EXERCISE DESCRIPTION: Nothing should change. Output the data exactly.
════════
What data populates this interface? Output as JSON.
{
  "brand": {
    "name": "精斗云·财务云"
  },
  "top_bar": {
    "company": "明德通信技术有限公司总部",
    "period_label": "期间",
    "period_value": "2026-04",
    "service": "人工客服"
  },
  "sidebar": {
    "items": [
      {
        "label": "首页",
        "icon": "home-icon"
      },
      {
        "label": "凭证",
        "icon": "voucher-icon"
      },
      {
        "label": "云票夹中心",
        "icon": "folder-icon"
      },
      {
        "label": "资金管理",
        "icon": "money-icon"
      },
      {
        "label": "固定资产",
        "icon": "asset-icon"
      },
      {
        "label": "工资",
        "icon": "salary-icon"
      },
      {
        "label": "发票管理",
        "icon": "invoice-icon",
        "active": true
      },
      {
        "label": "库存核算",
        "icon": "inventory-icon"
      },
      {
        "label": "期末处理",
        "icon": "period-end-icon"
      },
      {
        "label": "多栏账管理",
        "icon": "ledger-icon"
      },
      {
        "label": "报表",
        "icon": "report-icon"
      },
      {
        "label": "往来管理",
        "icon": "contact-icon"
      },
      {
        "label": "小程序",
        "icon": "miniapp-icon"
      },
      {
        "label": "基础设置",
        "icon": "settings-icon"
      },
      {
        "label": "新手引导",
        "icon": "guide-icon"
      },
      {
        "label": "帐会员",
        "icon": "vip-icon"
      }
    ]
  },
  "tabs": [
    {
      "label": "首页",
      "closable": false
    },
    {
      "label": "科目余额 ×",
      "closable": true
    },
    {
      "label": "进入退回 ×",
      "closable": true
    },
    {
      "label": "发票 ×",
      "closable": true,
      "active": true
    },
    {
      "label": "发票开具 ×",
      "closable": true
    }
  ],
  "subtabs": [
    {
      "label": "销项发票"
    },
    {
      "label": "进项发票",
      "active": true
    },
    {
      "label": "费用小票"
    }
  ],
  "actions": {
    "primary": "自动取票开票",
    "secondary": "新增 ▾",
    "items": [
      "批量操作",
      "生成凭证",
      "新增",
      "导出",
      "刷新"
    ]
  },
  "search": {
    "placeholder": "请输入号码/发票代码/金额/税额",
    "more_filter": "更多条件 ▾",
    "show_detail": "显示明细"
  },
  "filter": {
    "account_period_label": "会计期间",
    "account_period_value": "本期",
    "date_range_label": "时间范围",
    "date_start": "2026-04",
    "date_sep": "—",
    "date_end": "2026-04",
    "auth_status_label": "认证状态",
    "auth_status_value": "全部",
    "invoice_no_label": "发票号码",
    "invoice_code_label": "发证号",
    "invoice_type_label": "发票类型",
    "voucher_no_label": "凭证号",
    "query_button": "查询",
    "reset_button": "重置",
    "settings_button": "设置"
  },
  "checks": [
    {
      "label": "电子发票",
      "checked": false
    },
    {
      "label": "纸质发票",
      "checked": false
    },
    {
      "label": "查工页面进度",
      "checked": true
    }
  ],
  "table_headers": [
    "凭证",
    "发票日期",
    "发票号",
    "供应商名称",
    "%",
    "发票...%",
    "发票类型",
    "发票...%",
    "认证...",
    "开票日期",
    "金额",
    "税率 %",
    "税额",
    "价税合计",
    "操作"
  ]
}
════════
WORKED SOLUTION:
What data populates this interface? Output as JSON.
{
  "brand": {
    "name": "精斗云·财务云"
  },
  "top_bar": {
    "company": "明德通信技术有限公司总部",
    "period_label": "期间",
    "period_value": "2026-04",
    "service": "人工客服"
  },
  "sidebar": {
    "items": [
      {
        "label": "首页",
        "icon": "home-icon"
      },
      {
        "label": "凭证",
        "icon": "voucher-icon"
      },
      {
        "label": "云票夹中心",
        "icon": "folder-icon"
      },
      {
        "label": "资金管理",
        "icon": "money-icon"
      },
      {
        "label": "固定资产",
        "icon": "asset-icon"
      },
      {
        "label": "工资",
        "icon": "salary-icon"
      },
      {
        "label": "发票管理",
        "icon": "invoice-icon",
        "active": true
      },
      {
        "label": "库存核算",
        "icon": "inventory-icon"
      },
      {
        "label": "期末处理",
        "icon": "period-end-icon"
      },
      {
        "label": "多栏账管理",
        "icon": "ledger-icon"
      },
      {
        "label": "报表",
        "icon": "report-icon"
      },
      {
        "label": "往来管理",
        "icon": "contact-icon"
      },
      {
        "label": "小程序",
        "icon": "miniapp-icon"
      },
      {
        "label": "基础设置",
        "icon": "settings-icon"
      },
      {
        "label": "新手引导",
        "icon": "guide-icon"
      },
      {
        "label": "帐会员",
        "icon": "vip-icon"
      }
    ]
  },
  "tabs": [
    {
      "label": "首页",
      "closable": false
    },
    {
      "label": "科目余额 ×",
      "closable": true
    },
    {
      "label": "进入退回 ×",
      "closable": true
    },
    {
      "label": "发票 ×",
      "closable": true,
      "active": true
    },
    {
      "label": "发票开具 ×",
      "closable": true
    }
  ],
  "subtabs": [
    {
      "label": "销项发票"
    },
    {
      "label": "进项发票",
      "active": true
    },
    {
      "label": "费用小票"
    }
  ],
  "actions": {
    "primary": "自动取票开票",
    "secondary": "新增 ▾",
    "items": [
      "批量操作",
      "生成凭证",
      "新增",
      "导出",
      "刷新"
    ]
  },
  "search": {
    "placeholder": "请输入号码/发票代码/金额/税额",
    "more_filter": "更多条件 ▾",
    "show_detail": "显示明细"
  },
  "filter": {
    "account_period_label": "会计期间",
    "account_period_value": "本期",
    "date_range_label": "时间范围",
    "date_start": "2026-04",
    "date_sep": "—",
    "date_end": "2026-04",
    "auth_status_label": "认证状态",
    "auth_status_value": "全部",
    "invoice_no_label": "发票号码",
    "invoice_code_label": "发证号",
    "invoice_type_label": "发票类型",
    "voucher_no_label": "凭证号",
    "query_button": "查询",
    "reset_button": "重置",
    "settings_button": "设置"
  },
  "checks": [
    {
      "label": "电子发票",
      "checked": false
    },
    {
      "label": "纸质发票",
      "checked": false
    },
    {
      "label": "查工页面进度",
      "checked": true
    }
  ],
  "table_headers": [
    "凭证",
    "发票日期",
    "发票号",
    "供应商名称",
    "%",
    "发票...%",
    "发票类型",
    "发票...%",
    "认证...",
    "开票日期",
    "金额",
    "税率 %",
    "税额",
    "价税合计",
    "操作"
  ]
}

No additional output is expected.